[WHAT TO DO] Give the data again exactly as written, skipping any pictures.

BEGIN DATASET ENTRIES

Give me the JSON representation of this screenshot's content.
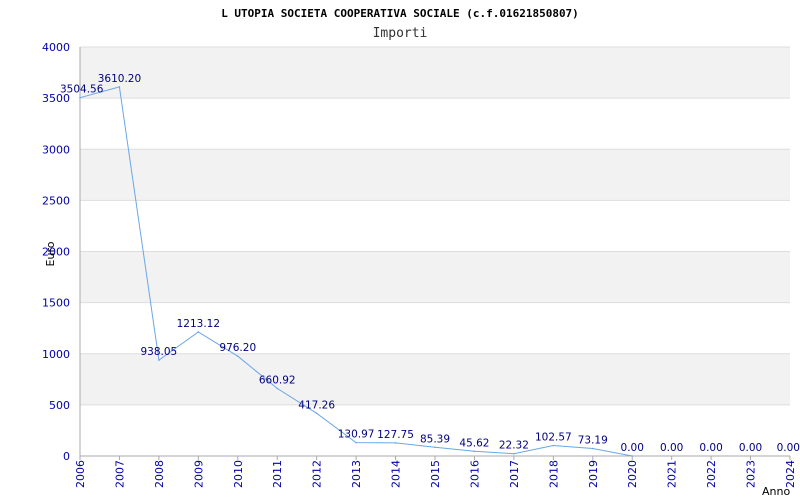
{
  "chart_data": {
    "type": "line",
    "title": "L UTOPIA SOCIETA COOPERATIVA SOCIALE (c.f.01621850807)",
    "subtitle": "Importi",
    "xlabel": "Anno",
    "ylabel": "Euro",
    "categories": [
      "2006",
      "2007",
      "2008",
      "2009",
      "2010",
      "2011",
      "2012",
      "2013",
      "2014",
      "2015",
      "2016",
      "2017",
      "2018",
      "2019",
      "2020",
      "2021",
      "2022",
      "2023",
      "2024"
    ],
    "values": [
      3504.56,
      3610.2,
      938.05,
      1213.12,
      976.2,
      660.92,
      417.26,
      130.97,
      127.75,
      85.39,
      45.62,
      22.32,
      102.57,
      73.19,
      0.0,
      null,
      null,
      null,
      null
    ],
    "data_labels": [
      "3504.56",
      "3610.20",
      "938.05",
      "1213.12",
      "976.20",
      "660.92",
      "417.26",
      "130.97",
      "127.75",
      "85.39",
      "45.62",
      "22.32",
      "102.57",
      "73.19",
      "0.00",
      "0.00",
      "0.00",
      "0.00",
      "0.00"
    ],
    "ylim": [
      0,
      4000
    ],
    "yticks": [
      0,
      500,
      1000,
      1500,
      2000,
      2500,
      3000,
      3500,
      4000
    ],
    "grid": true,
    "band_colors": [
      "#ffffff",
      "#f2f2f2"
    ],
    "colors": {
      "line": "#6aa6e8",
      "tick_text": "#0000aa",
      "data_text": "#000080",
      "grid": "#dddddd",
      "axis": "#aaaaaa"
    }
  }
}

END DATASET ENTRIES

[YOUR SOLUTION]
Give me the JSON representation of this screenshot's content.
{
  "chart_data": {
    "type": "line",
    "title": "L UTOPIA SOCIETA COOPERATIVA SOCIALE (c.f.01621850807)",
    "subtitle": "Importi",
    "xlabel": "Anno",
    "ylabel": "Euro",
    "categories": [
      "2006",
      "2007",
      "2008",
      "2009",
      "2010",
      "2011",
      "2012",
      "2013",
      "2014",
      "2015",
      "2016",
      "2017",
      "2018",
      "2019",
      "2020",
      "2021",
      "2022",
      "2023",
      "2024"
    ],
    "values": [
      3504.56,
      3610.2,
      938.05,
      1213.12,
      976.2,
      660.92,
      417.26,
      130.97,
      127.75,
      85.39,
      45.62,
      22.32,
      102.57,
      73.19,
      0.0,
      null,
      null,
      null,
      null
    ],
    "data_labels": [
      "3504.56",
      "3610.20",
      "938.05",
      "1213.12",
      "976.20",
      "660.92",
      "417.26",
      "130.97",
      "127.75",
      "85.39",
      "45.62",
      "22.32",
      "102.57",
      "73.19",
      "0.00",
      "0.00",
      "0.00",
      "0.00",
      "0.00"
    ],
    "ylim": [
      0,
      4000
    ],
    "yticks": [
      0,
      500,
      1000,
      1500,
      2000,
      2500,
      3000,
      3500,
      4000
    ],
    "grid": true,
    "band_colors": [
      "#ffffff",
      "#f2f2f2"
    ],
    "colors": {
      "line": "#6aa6e8",
      "tick_text": "#0000aa",
      "data_text": "#000080",
      "grid": "#dddddd",
      "axis": "#aaaaaa"
    }
  }
}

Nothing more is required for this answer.